WHAT IS EXPECTED: Each line of the data holding "subtitle" should be found and copied.

[Dataset items]
***

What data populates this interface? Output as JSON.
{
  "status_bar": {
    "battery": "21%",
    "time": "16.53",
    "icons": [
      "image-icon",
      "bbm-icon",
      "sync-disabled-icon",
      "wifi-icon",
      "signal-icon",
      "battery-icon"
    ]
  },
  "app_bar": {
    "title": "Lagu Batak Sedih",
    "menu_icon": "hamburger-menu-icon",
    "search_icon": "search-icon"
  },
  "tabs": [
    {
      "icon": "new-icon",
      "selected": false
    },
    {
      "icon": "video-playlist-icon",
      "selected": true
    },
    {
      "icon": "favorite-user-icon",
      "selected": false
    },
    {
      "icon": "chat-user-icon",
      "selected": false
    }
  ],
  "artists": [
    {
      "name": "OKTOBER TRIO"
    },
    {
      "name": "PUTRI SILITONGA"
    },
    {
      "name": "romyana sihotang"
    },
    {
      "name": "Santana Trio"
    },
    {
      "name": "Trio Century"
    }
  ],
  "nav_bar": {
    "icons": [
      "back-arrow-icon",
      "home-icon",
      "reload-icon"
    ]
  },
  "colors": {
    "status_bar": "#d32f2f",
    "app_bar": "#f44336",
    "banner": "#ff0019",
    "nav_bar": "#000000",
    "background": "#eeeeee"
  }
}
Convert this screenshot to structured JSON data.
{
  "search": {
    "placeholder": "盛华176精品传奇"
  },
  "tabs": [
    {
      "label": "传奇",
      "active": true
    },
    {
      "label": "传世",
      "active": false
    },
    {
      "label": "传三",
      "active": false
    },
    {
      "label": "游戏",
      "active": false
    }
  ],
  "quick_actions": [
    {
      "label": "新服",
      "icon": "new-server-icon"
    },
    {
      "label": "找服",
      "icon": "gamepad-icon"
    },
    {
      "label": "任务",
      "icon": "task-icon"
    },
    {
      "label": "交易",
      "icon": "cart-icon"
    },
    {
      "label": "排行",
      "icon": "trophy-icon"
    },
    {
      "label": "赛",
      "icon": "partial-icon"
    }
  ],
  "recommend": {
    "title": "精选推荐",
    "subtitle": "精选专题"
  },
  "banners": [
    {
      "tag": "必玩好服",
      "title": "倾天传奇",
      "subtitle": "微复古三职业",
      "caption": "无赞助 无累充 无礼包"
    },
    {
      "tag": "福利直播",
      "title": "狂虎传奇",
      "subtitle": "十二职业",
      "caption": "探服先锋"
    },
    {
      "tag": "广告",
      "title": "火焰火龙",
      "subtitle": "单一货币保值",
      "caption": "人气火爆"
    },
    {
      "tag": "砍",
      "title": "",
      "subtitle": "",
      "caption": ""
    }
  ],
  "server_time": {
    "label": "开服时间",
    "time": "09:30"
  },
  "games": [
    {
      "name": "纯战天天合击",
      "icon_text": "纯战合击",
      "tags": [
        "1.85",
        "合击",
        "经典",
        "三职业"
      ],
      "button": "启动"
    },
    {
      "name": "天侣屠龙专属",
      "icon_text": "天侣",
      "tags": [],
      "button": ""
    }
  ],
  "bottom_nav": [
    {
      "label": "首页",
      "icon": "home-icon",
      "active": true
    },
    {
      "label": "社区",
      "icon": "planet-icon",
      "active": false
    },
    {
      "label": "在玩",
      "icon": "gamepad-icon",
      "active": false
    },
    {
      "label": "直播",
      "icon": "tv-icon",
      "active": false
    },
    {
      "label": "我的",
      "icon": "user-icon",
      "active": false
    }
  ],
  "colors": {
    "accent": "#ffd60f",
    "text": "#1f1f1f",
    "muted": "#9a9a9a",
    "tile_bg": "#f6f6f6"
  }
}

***

RESULT OF THIS TASK:
    "subtitle": "精选专题"
      "subtitle": "微复古三职业",
      "subtitle": "十二职业",
      "subtitle": "单一货币保值",
      "subtitle": "",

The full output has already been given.